Entries shown: Begin

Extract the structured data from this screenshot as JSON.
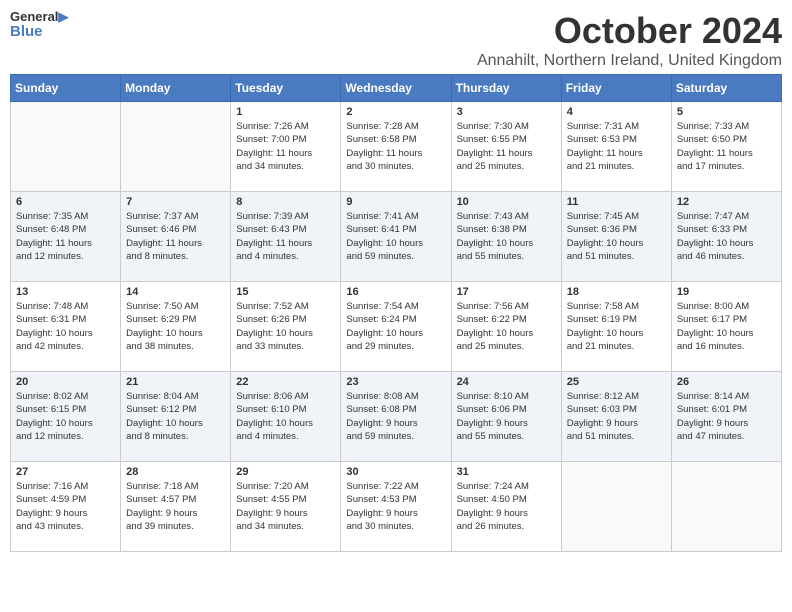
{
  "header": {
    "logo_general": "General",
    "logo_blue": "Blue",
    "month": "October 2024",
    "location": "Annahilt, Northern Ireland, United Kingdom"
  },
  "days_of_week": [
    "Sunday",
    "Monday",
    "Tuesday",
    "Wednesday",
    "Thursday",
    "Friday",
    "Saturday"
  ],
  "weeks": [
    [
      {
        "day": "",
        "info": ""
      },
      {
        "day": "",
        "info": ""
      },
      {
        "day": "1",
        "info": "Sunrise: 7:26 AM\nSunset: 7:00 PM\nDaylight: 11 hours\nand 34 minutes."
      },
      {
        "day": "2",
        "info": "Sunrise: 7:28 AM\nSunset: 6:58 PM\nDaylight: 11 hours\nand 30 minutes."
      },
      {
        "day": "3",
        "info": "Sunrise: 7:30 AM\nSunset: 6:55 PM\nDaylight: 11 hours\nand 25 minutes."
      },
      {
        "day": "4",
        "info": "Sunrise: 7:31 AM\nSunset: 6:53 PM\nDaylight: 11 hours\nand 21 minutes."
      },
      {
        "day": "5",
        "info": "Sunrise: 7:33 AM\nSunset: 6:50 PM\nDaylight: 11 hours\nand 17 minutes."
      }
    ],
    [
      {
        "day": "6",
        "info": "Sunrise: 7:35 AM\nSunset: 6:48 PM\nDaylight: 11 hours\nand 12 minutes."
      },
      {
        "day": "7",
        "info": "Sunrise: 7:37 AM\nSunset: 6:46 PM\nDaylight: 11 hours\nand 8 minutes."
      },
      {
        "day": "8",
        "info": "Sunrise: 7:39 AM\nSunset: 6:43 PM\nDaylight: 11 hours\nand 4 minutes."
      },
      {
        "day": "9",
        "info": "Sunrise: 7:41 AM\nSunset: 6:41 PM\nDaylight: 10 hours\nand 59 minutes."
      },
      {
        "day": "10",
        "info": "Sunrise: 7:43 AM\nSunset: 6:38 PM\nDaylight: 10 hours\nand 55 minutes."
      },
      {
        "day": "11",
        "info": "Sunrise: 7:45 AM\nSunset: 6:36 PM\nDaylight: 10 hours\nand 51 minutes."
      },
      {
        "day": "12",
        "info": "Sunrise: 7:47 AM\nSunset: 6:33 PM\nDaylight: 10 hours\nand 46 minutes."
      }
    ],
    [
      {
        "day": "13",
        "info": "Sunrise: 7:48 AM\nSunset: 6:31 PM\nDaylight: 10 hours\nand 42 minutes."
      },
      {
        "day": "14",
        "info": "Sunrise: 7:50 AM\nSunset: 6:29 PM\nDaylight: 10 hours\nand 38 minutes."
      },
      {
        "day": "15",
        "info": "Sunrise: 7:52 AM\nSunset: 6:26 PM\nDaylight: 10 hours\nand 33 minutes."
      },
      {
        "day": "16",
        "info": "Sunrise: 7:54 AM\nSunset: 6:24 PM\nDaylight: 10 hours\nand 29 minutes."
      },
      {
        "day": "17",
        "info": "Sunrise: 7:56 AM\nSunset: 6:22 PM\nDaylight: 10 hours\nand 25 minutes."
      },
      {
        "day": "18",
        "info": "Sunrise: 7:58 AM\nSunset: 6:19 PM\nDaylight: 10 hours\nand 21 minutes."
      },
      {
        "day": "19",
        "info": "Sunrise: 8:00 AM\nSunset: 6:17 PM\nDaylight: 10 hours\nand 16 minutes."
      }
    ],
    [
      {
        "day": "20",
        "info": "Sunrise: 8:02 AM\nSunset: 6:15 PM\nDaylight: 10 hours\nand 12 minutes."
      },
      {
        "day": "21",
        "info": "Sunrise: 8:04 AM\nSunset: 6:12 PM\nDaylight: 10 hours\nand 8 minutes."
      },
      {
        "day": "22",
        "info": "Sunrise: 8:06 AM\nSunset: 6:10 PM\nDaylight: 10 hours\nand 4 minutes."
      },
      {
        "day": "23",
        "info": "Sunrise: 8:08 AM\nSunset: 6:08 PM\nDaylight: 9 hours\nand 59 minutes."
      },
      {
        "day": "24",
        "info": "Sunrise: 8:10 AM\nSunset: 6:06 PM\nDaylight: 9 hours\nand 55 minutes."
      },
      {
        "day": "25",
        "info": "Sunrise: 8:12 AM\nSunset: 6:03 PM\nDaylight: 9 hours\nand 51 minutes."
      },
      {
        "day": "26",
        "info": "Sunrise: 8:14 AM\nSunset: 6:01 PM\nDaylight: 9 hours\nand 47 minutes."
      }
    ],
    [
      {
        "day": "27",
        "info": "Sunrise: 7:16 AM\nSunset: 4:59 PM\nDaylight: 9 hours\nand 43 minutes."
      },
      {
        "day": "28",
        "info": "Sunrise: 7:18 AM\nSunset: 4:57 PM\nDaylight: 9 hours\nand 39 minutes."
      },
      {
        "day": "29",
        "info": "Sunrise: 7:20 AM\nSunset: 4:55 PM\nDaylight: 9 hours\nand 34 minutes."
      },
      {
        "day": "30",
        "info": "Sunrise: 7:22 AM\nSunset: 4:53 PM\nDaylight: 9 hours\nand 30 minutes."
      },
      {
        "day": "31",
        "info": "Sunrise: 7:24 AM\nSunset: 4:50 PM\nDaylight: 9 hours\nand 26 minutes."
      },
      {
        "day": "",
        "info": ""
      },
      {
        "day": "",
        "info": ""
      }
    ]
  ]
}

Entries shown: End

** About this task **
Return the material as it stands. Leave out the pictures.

** Solution to the problem **
Extract the structured data from this screenshot as JSON.
{
  "header": {
    "logo_general": "General",
    "logo_blue": "Blue",
    "month": "October 2024",
    "location": "Annahilt, Northern Ireland, United Kingdom"
  },
  "days_of_week": [
    "Sunday",
    "Monday",
    "Tuesday",
    "Wednesday",
    "Thursday",
    "Friday",
    "Saturday"
  ],
  "weeks": [
    [
      {
        "day": "",
        "info": ""
      },
      {
        "day": "",
        "info": ""
      },
      {
        "day": "1",
        "info": "Sunrise: 7:26 AM\nSunset: 7:00 PM\nDaylight: 11 hours\nand 34 minutes."
      },
      {
        "day": "2",
        "info": "Sunrise: 7:28 AM\nSunset: 6:58 PM\nDaylight: 11 hours\nand 30 minutes."
      },
      {
        "day": "3",
        "info": "Sunrise: 7:30 AM\nSunset: 6:55 PM\nDaylight: 11 hours\nand 25 minutes."
      },
      {
        "day": "4",
        "info": "Sunrise: 7:31 AM\nSunset: 6:53 PM\nDaylight: 11 hours\nand 21 minutes."
      },
      {
        "day": "5",
        "info": "Sunrise: 7:33 AM\nSunset: 6:50 PM\nDaylight: 11 hours\nand 17 minutes."
      }
    ],
    [
      {
        "day": "6",
        "info": "Sunrise: 7:35 AM\nSunset: 6:48 PM\nDaylight: 11 hours\nand 12 minutes."
      },
      {
        "day": "7",
        "info": "Sunrise: 7:37 AM\nSunset: 6:46 PM\nDaylight: 11 hours\nand 8 minutes."
      },
      {
        "day": "8",
        "info": "Sunrise: 7:39 AM\nSunset: 6:43 PM\nDaylight: 11 hours\nand 4 minutes."
      },
      {
        "day": "9",
        "info": "Sunrise: 7:41 AM\nSunset: 6:41 PM\nDaylight: 10 hours\nand 59 minutes."
      },
      {
        "day": "10",
        "info": "Sunrise: 7:43 AM\nSunset: 6:38 PM\nDaylight: 10 hours\nand 55 minutes."
      },
      {
        "day": "11",
        "info": "Sunrise: 7:45 AM\nSunset: 6:36 PM\nDaylight: 10 hours\nand 51 minutes."
      },
      {
        "day": "12",
        "info": "Sunrise: 7:47 AM\nSunset: 6:33 PM\nDaylight: 10 hours\nand 46 minutes."
      }
    ],
    [
      {
        "day": "13",
        "info": "Sunrise: 7:48 AM\nSunset: 6:31 PM\nDaylight: 10 hours\nand 42 minutes."
      },
      {
        "day": "14",
        "info": "Sunrise: 7:50 AM\nSunset: 6:29 PM\nDaylight: 10 hours\nand 38 minutes."
      },
      {
        "day": "15",
        "info": "Sunrise: 7:52 AM\nSunset: 6:26 PM\nDaylight: 10 hours\nand 33 minutes."
      },
      {
        "day": "16",
        "info": "Sunrise: 7:54 AM\nSunset: 6:24 PM\nDaylight: 10 hours\nand 29 minutes."
      },
      {
        "day": "17",
        "info": "Sunrise: 7:56 AM\nSunset: 6:22 PM\nDaylight: 10 hours\nand 25 minutes."
      },
      {
        "day": "18",
        "info": "Sunrise: 7:58 AM\nSunset: 6:19 PM\nDaylight: 10 hours\nand 21 minutes."
      },
      {
        "day": "19",
        "info": "Sunrise: 8:00 AM\nSunset: 6:17 PM\nDaylight: 10 hours\nand 16 minutes."
      }
    ],
    [
      {
        "day": "20",
        "info": "Sunrise: 8:02 AM\nSunset: 6:15 PM\nDaylight: 10 hours\nand 12 minutes."
      },
      {
        "day": "21",
        "info": "Sunrise: 8:04 AM\nSunset: 6:12 PM\nDaylight: 10 hours\nand 8 minutes."
      },
      {
        "day": "22",
        "info": "Sunrise: 8:06 AM\nSunset: 6:10 PM\nDaylight: 10 hours\nand 4 minutes."
      },
      {
        "day": "23",
        "info": "Sunrise: 8:08 AM\nSunset: 6:08 PM\nDaylight: 9 hours\nand 59 minutes."
      },
      {
        "day": "24",
        "info": "Sunrise: 8:10 AM\nSunset: 6:06 PM\nDaylight: 9 hours\nand 55 minutes."
      },
      {
        "day": "25",
        "info": "Sunrise: 8:12 AM\nSunset: 6:03 PM\nDaylight: 9 hours\nand 51 minutes."
      },
      {
        "day": "26",
        "info": "Sunrise: 8:14 AM\nSunset: 6:01 PM\nDaylight: 9 hours\nand 47 minutes."
      }
    ],
    [
      {
        "day": "27",
        "info": "Sunrise: 7:16 AM\nSunset: 4:59 PM\nDaylight: 9 hours\nand 43 minutes."
      },
      {
        "day": "28",
        "info": "Sunrise: 7:18 AM\nSunset: 4:57 PM\nDaylight: 9 hours\nand 39 minutes."
      },
      {
        "day": "29",
        "info": "Sunrise: 7:20 AM\nSunset: 4:55 PM\nDaylight: 9 hours\nand 34 minutes."
      },
      {
        "day": "30",
        "info": "Sunrise: 7:22 AM\nSunset: 4:53 PM\nDaylight: 9 hours\nand 30 minutes."
      },
      {
        "day": "31",
        "info": "Sunrise: 7:24 AM\nSunset: 4:50 PM\nDaylight: 9 hours\nand 26 minutes."
      },
      {
        "day": "",
        "info": ""
      },
      {
        "day": "",
        "info": ""
      }
    ]
  ]
}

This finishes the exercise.